The original south tip of Goat Island was also a shallow spit that curled into the narrow southern entrance to Newport's Inner Harbor. In the 19th century this spit was removed, as well as a number of large boulders that were hazards to navigation. The western shoreline of the island has been strengthened with a sea wall, and in the late 20th century the former navy piers that serviced the Torpedo Station were developed into a major yachting facility.
RIMAP's interest is in the many historic ships known to have been lost near Goat Island. How the island has changed through time is an important part of understanding what happened to those vessels.
Warwick - Greene Island: Greene Island, in Occupessatuxet Cove south of Warwick's Gaspee Point, has also changed dramatically over time, but from natural processes, not human development. An understanding of those changes are part of RIMAP's study of the ships that were abandoned in the area.
Newport - The Cove: The northeastern corner of Newport harbor was always a center of maritime activity. In the early 18th century Long Wharf was built to connect the center of the town to Gravelly Point (now the south end of Washington Street) and to enclose the Cove. Small vessels could enter the Cove for service via a small opening, and larger vessels stayed in the outer harbor. There were many maritime businesses in buildings on the wharf, and over time the Cove began to fill in. By the mid-19th century, the center of the cove was filled enough to support the railroad that served the adjacent steamship terminal. By 1907 the Cove was completely filled in and the rail yard had expanded. This has all disappeared and the now area is closely developed with commercial buildings and a tourist center.
RIMAP's interest is in the Cove and the shoreline of Newport because of the many maritime business there and the ships they serviced. How the Cove and Newport's waterfront have changed through time are important to an understanding of the city's maritime history.

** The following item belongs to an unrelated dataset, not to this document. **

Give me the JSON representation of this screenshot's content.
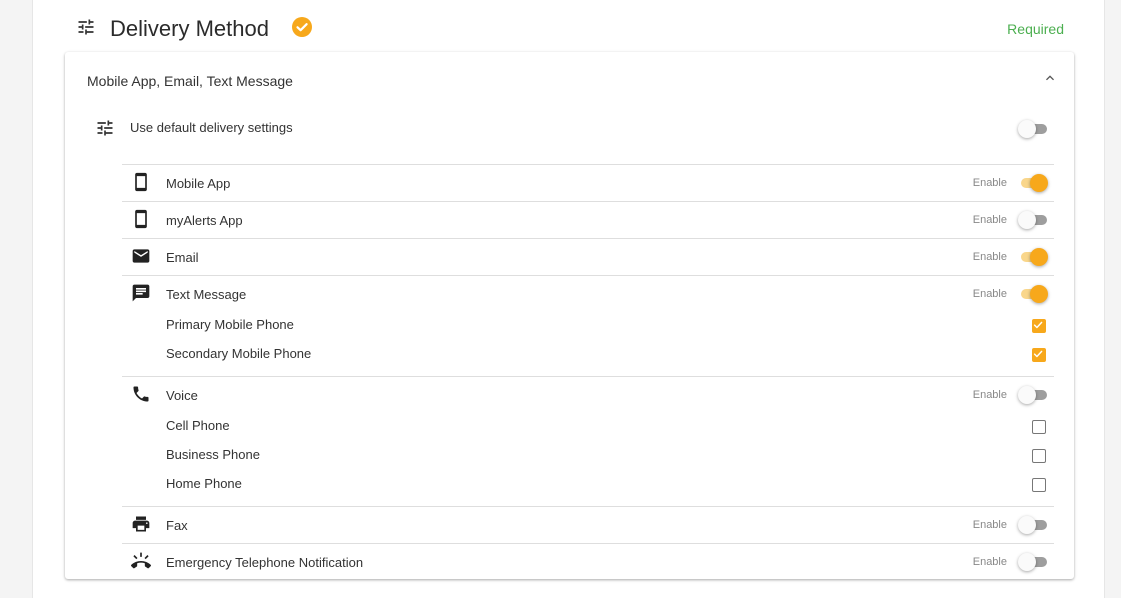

Newport - Long Wharf and The Cove: The original 18th-century cribbing used to create Long Wharf was still visible in the Cove area as late as the 1950s. Since Long Wharf was a center of the earliest marine trades in Newport, it is likely that deep under this now-dry land will be found materials associated with those businesses. Certainly, a 19th-century photograph shows an abandoned vessel near the area where the Newport bus terminal is now located, with ship's masts visible on the far side of Long Wharf.
Charlestown - Aircraft graveyard: Some archaeologists specialize in aircraft, and RIMAP has included service planes in its inventories of US Naval cultural resources lost in Rhode Island. RIMAP has not been involved in the discovery or study of these aircraft. However, the visit to a collector of naval and commercial aircraft debris (at his private property in Charlestown), illustrated how much might still be found in Rhode Island.
RIMAP has conducted many studies on land and on water, investigations of shipwrecks and other historic cultural resources, and all done by volunteers under professional direction. What is usually overlooked in any description of these activities is how much preparation it takes to get a team and its equipment ready, and all the post-processing and interpretation of data that takes place after the exciting fieldwork. What is described in this website is only part of what must done to conduct such research, but RIMAP's mission to make these experiences available to the public is certainly a success.